EL FESTIVAL de la Fruta Fina is a three-day event in itsy-bitsy El Hoyo (pop. 6,000), Argentina. It’s one of several regional events over the summer (including the Festival de Asado in nearby Cholila, and the Festival de Lupulo in El Bolsón) that celebrate the region’s culinary traditions and local culture. These festivals are a great way to meet local artisans and farmers who are typically working up in their farms or “chacras” and not in town.
View from the window
"El Festival de la Fruta Fina" is a 3-day event that takes place in the small Argentine Patagonian town of El Hoyo.
Windshield in El Hoyo
The vehicle market in Argentina is small and exports are heavily taxed, meaning prices remain high even on used vehicles. Visitors will find vehicles here held together by wire, cars and trucks that that would have long since been scrapped in other parts of the world.
Horse in El Hoyo
Unlike Barriloche (2.5 hours north) which has a major ski area and tourism year round, small towns like El Hoyo have a single tourist season, which starts in late December and is over by mid February.
Underneath the natural bridge
El Hoyo is situated in an enormous valley between the Andean Cordillera to the west and the comb ridges of the pre-cordillera to the east. Huge waterfalls and condor gliding over ridgelines can be found within a 30 minutes' walk from town.
At the waterfall
Mate, a bitter herbal drink, is consumed widely in the area, with some parents introducing it to their kids with milk. It's drunk from a small gourd or cup, through a sieved straw.
Woods near El Hoyo
Forest fires in January did serious damage to the forest around El Hoyo, and also caused the festival to be postponed until March.
Plants for sale
El Hoyo and nearby towns El Bolsón and Lago Puelo all lie in a unique terrain, a broad valley with Valdivian rainforest on the windward / Pacific side, and dry cypress forest on the other. These are cypress plants for sale.
Small-scale food production
A large number of people in this area live on chacras, small, family-run farms that produce everything from hops, beer, berries, greens, and walnuts, to cheese and yogurt. Weekly markets or "ferias" take place throughout the region, allowing small producers to ply their wares.
Kids are everywhere in El Hoyo, rarely left at home.

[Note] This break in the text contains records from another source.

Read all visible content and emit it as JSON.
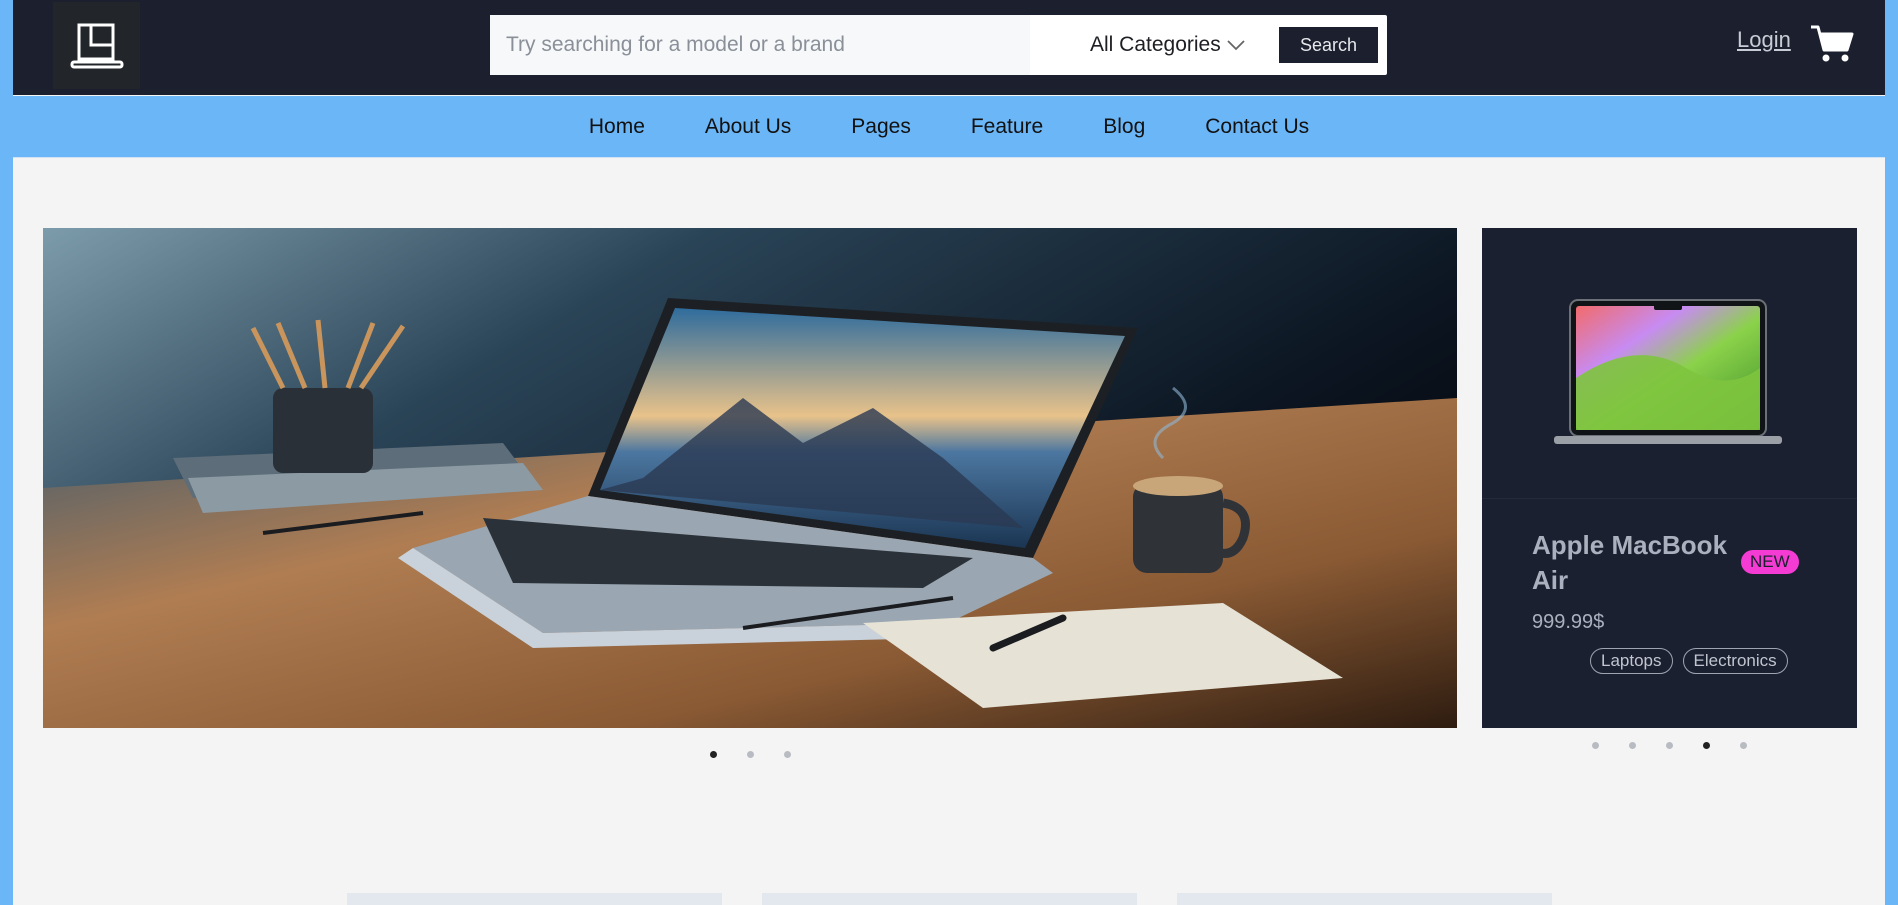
{
  "header": {
    "search_placeholder": "Try searching for a model or a brand",
    "category_label": "All Categories",
    "search_button": "Search",
    "login_label": "Login",
    "logo_icon": "laptop-logo-icon",
    "cart_icon": "cart-icon"
  },
  "nav": {
    "items": [
      "Home",
      "About Us",
      "Pages",
      "Feature",
      "Blog",
      "Contact Us"
    ]
  },
  "hero": {
    "slide_count": 3,
    "active_slide": 1
  },
  "product_card": {
    "title": "Apple MacBook Air",
    "badge": "NEW",
    "price": "999.99$",
    "tags": [
      "Laptops",
      "Electronics"
    ],
    "slide_count": 5,
    "active_slide": 4
  },
  "colors": {
    "topbar": "#1b1f2e",
    "navbar": "#6bb6f7",
    "badge": "#f43bd3",
    "page_bg": "#f4f4f4"
  }
}
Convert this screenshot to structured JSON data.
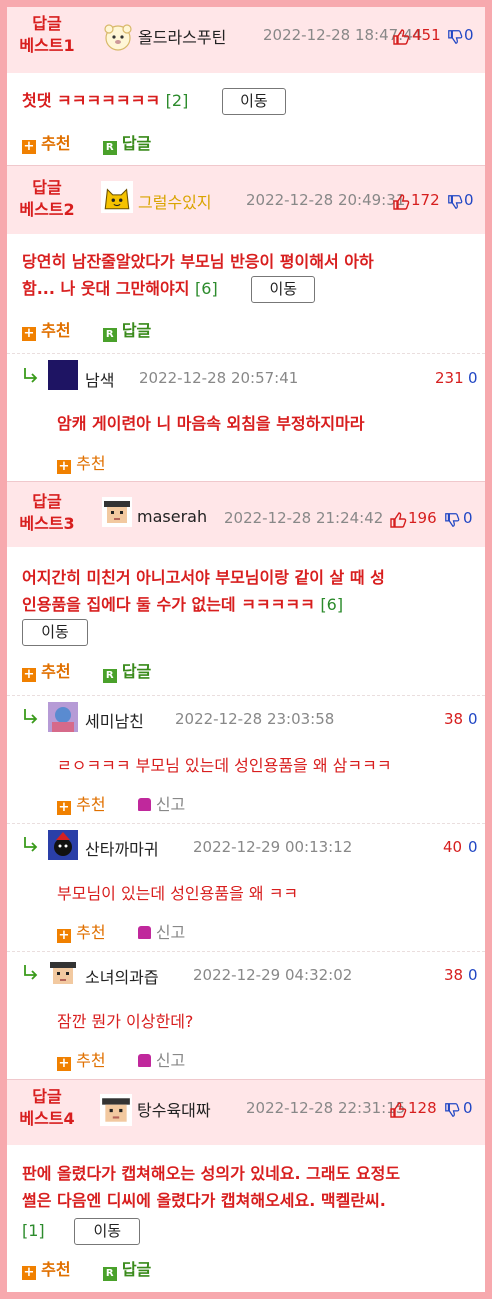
{
  "common": {
    "move_label": "이동",
    "recommend_label": "추천",
    "reply_label": "답글",
    "report_label": "신고"
  },
  "best": [
    {
      "label_line1": "답글",
      "label_line2": "베스트1",
      "nick": "올드라스푸틴",
      "date": "2022-12-28 18:47:44",
      "up": "451",
      "down": "0",
      "body": "첫댓 ㅋㅋㅋㅋㅋㅋㅋ",
      "reply_count": "[2]"
    },
    {
      "label_line1": "답글",
      "label_line2": "베스트2",
      "nick": "그럴수있지",
      "date": "2022-12-28 20:49:31",
      "up": "172",
      "down": "0",
      "body_line1": "당연히 남잔줄알았다가 부모님 반응이 평이해서 아하",
      "body_line2": "함... 나 웃대 그만해야지",
      "reply_count": "[6]"
    },
    {
      "label_line1": "답글",
      "label_line2": "베스트3",
      "nick": "maserah",
      "date": "2022-12-28 21:24:42",
      "up": "196",
      "down": "0",
      "body_line1": "어지간히 미친거 아니고서야 부모님이랑 같이 살 때 성",
      "body_line2": "인용품을 집에다 둘 수가 없는데 ㅋㅋㅋㅋㅋ",
      "reply_count": "[6]"
    },
    {
      "label_line1": "답글",
      "label_line2": "베스트4",
      "nick": "탕수육대짜",
      "date": "2022-12-28 22:31:15",
      "up": "128",
      "down": "0",
      "body_line1": "판에 올렸다가 캡쳐해오는 성의가 있네요. 그래도 요정도",
      "body_line2": "썰은 다음엔 디씨에 올렸다가 캡쳐해오세요. 맥켈란씨.",
      "reply_count": "[1]"
    }
  ],
  "replies": [
    {
      "nick": "남색",
      "date": "2022-12-28 20:57:41",
      "up": "231",
      "down": "0",
      "body": "암캐 게이련아 니 마음속 외침을 부정하지마라"
    },
    {
      "nick": "세미남친",
      "date": "2022-12-28 23:03:58",
      "up": "38",
      "down": "0",
      "body": "ㄹㅇㅋㅋㅋ 부모님 있는데 성인용품을 왜 삼ㅋㅋㅋ"
    },
    {
      "nick": "산타까마귀",
      "date": "2022-12-29 00:13:12",
      "up": "40",
      "down": "0",
      "body": "부모님이 있는데 성인용품을 왜 ㅋㅋ"
    },
    {
      "nick": "소녀의과즙",
      "date": "2022-12-29 04:32:02",
      "up": "38",
      "down": "0",
      "body": "잠깐 뭔가 이상한데?"
    }
  ]
}
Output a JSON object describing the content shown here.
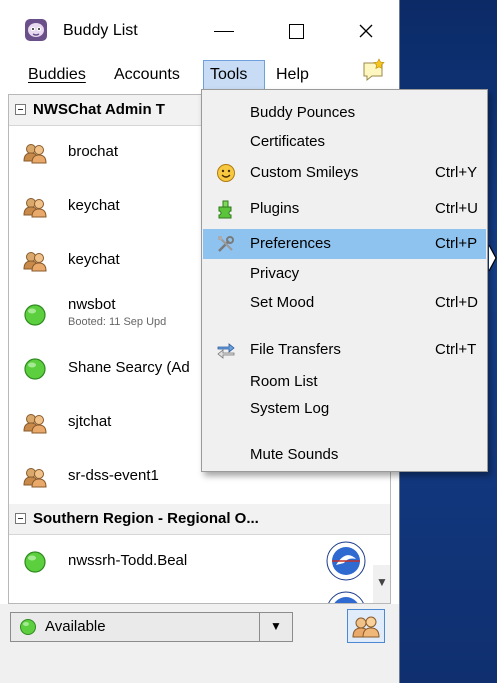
{
  "window": {
    "title": "Buddy List",
    "controls": {
      "minimize": "—",
      "maximize": "☐",
      "close": "✕"
    }
  },
  "menubar": {
    "items": [
      {
        "label": "Buddies"
      },
      {
        "label": "Accounts"
      },
      {
        "label": "Tools"
      },
      {
        "label": "Help"
      }
    ]
  },
  "buddy_list": {
    "groups": [
      {
        "name": "NWSChat Admin T",
        "buddies": [
          {
            "name": "brochat",
            "icon": "chat-room-icon"
          },
          {
            "name": "keychat",
            "icon": "chat-room-icon"
          },
          {
            "name": "keychat",
            "icon": "chat-room-icon"
          },
          {
            "name": "nwsbot",
            "status": "Booted: 11 Sep Upd",
            "icon": "available-icon"
          },
          {
            "name": "Shane Searcy (Ad",
            "icon": "available-icon"
          },
          {
            "name": "sjtchat",
            "icon": "chat-room-icon"
          },
          {
            "name": "sr-dss-event1",
            "icon": "chat-room-icon"
          }
        ]
      },
      {
        "name": "Southern Region - Regional O...",
        "buddies": [
          {
            "name": "nwssrh-Todd.Beal",
            "icon": "available-icon"
          }
        ]
      }
    ]
  },
  "status_selector": {
    "value": "Available",
    "dropdown_glyph": "▼"
  },
  "tools_menu": {
    "items": [
      {
        "label": "Buddy Pounces",
        "shortcut": ""
      },
      {
        "label": "Certificates",
        "shortcut": ""
      },
      {
        "label": "Custom Smileys",
        "shortcut": "Ctrl+Y",
        "icon": "smiley-icon"
      },
      {
        "label": "Plugins",
        "shortcut": "Ctrl+U",
        "icon": "puzzle-icon"
      },
      {
        "label": "Preferences",
        "shortcut": "Ctrl+P",
        "icon": "tools-icon",
        "highlighted": true
      },
      {
        "label": "Privacy",
        "shortcut": ""
      },
      {
        "label": "Set Mood",
        "shortcut": "Ctrl+D"
      },
      {
        "label": "File Transfers",
        "shortcut": "Ctrl+T",
        "icon": "transfer-icon"
      },
      {
        "label": "Room List",
        "shortcut": ""
      },
      {
        "label": "System Log",
        "shortcut": ""
      },
      {
        "label": "Mute Sounds",
        "shortcut": ""
      }
    ]
  },
  "colors": {
    "menu_highlight": "#8fc3ef",
    "menubar_active": "#c8dcf6",
    "available_green": "#4fc83a",
    "desktop_blue": "#163a78"
  }
}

The expectation is that if there's an event, kids are more than welcome.
Cycling with the family
It's not uncommon in towns like El Hoyo for children to ride their bikes around town, unsupervised, from the age of five or six. Here a girl is accompanied by her family on her bike as part of the festival's events.

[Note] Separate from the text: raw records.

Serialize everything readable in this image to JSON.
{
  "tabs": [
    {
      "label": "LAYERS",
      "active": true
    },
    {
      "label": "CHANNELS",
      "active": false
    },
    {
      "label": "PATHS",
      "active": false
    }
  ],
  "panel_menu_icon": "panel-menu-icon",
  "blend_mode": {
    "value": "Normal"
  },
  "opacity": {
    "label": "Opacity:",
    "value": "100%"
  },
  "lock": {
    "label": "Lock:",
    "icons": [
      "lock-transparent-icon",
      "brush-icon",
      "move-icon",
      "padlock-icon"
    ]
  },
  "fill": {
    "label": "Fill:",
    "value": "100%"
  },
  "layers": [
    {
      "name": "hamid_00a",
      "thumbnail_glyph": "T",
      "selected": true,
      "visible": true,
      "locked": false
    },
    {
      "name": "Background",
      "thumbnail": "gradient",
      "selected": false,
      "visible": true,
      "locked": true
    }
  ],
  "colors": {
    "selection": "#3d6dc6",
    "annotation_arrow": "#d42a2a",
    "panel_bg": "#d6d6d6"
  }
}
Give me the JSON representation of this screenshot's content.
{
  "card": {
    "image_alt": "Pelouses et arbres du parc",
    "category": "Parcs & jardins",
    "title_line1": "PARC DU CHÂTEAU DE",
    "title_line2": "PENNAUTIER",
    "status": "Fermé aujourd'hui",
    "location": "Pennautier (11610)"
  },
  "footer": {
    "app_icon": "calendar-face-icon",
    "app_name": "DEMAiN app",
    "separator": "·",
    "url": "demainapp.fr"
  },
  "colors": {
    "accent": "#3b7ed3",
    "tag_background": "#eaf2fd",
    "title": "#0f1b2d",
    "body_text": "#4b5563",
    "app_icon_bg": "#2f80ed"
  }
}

Singer on stage
Nacho Silva, a gender-bending pop singer who's been compared to Marilyn Manson, was a big hit at the festival.
Argentina has many regional traditional folk dances, including the chacarera, which is originally from the Misiones region, in the northeast of Argentina, where a part of the country juts into Brazil.

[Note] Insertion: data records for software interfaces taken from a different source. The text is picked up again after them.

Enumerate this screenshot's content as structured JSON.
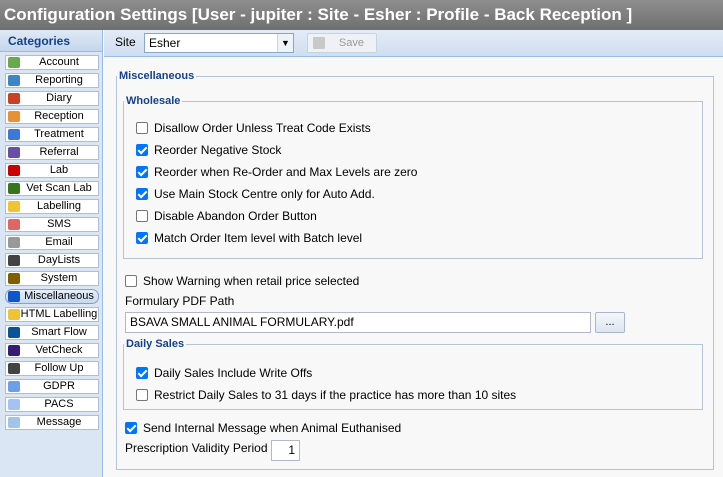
{
  "window": {
    "title": "Configuration Settings [User - jupiter : Site - Esher : Profile - Back Reception ]"
  },
  "sidebar": {
    "header": "Categories",
    "items": [
      {
        "label": "Account",
        "icon": "account-icon",
        "color": "#6aa84f"
      },
      {
        "label": "Reporting",
        "icon": "reporting-icon",
        "color": "#3d85c6"
      },
      {
        "label": "Diary",
        "icon": "diary-icon",
        "color": "#cc4125"
      },
      {
        "label": "Reception",
        "icon": "reception-icon",
        "color": "#e69138"
      },
      {
        "label": "Treatment",
        "icon": "treatment-icon",
        "color": "#3c78d8"
      },
      {
        "label": "Referral",
        "icon": "referral-icon",
        "color": "#674ea7"
      },
      {
        "label": "Lab",
        "icon": "lab-icon",
        "color": "#cc0000"
      },
      {
        "label": "Vet Scan Lab",
        "icon": "vet-scan-lab-icon",
        "color": "#38761d"
      },
      {
        "label": "Labelling",
        "icon": "labelling-icon",
        "color": "#f1c232"
      },
      {
        "label": "SMS",
        "icon": "sms-icon",
        "color": "#e06666"
      },
      {
        "label": "Email",
        "icon": "email-icon",
        "color": "#999999"
      },
      {
        "label": "DayLists",
        "icon": "daylists-icon",
        "color": "#434343"
      },
      {
        "label": "System",
        "icon": "system-icon",
        "color": "#7f6000"
      },
      {
        "label": "Miscellaneous",
        "icon": "miscellaneous-icon",
        "color": "#1155cc"
      },
      {
        "label": "HTML Labelling",
        "icon": "html-labelling-icon",
        "color": "#f1c232"
      },
      {
        "label": "Smart Flow",
        "icon": "smart-flow-icon",
        "color": "#0b5394"
      },
      {
        "label": "VetCheck",
        "icon": "vetcheck-icon",
        "color": "#351c75"
      },
      {
        "label": "Follow Up",
        "icon": "follow-up-icon",
        "color": "#434343"
      },
      {
        "label": "GDPR",
        "icon": "gdpr-icon",
        "color": "#6d9eeb"
      },
      {
        "label": "PACS",
        "icon": "pacs-icon",
        "color": "#a4c2f4"
      },
      {
        "label": "Message",
        "icon": "message-icon",
        "color": "#9fc5e8"
      }
    ],
    "selected": "Miscellaneous"
  },
  "toolbar": {
    "site_label": "Site",
    "site_value": "Esher",
    "save_label": "Save"
  },
  "misc": {
    "legend": "Miscellaneous",
    "wholesale": {
      "legend": "Wholesale",
      "options": [
        {
          "label": "Disallow Order Unless Treat Code Exists",
          "checked": false
        },
        {
          "label": "Reorder Negative Stock",
          "checked": true
        },
        {
          "label": "Reorder when Re-Order and Max Levels are zero",
          "checked": true
        },
        {
          "label": "Use Main Stock Centre only for Auto Add.",
          "checked": true
        },
        {
          "label": "Disable Abandon Order Button",
          "checked": false
        },
        {
          "label": "Match Order Item level with Batch level",
          "checked": true
        }
      ]
    },
    "show_warning": {
      "label": "Show Warning when retail price selected",
      "checked": false
    },
    "formulary": {
      "label": "Formulary PDF Path",
      "value": "BSAVA SMALL ANIMAL FORMULARY.pdf",
      "browse_label": "..."
    },
    "daily_sales": {
      "legend": "Daily Sales",
      "options": [
        {
          "label": "Daily Sales Include Write Offs",
          "checked": true
        },
        {
          "label": "Restrict Daily Sales to 31 days if the practice has more than 10 sites",
          "checked": false
        }
      ]
    },
    "euthanised": {
      "label": "Send Internal Message when Animal Euthanised",
      "checked": true
    },
    "prescription": {
      "label": "Prescription Validity Period",
      "value": "1"
    }
  }
}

Spectators at night
Living in a climate that's wet, windy, and rainy much of the year means dropping temperatures in summer when the sun goes down (around 8:30 PM) don't faze anyone.
Sipping fruit drink
The "fine fruits" of the festival are blueberries, cherries, blackberries, raspberries, and strawberries. They're sold whole in cups or blended with rum, for a refreshing treat that can yield a toxic hangover.
For teens, the main activity in a town like El Hoyo is hanging out. Life is lived outdoors, and people just pedal or walk along until they run into someone else. People spend a lot of time standing around, but that's life in small-town Argentina.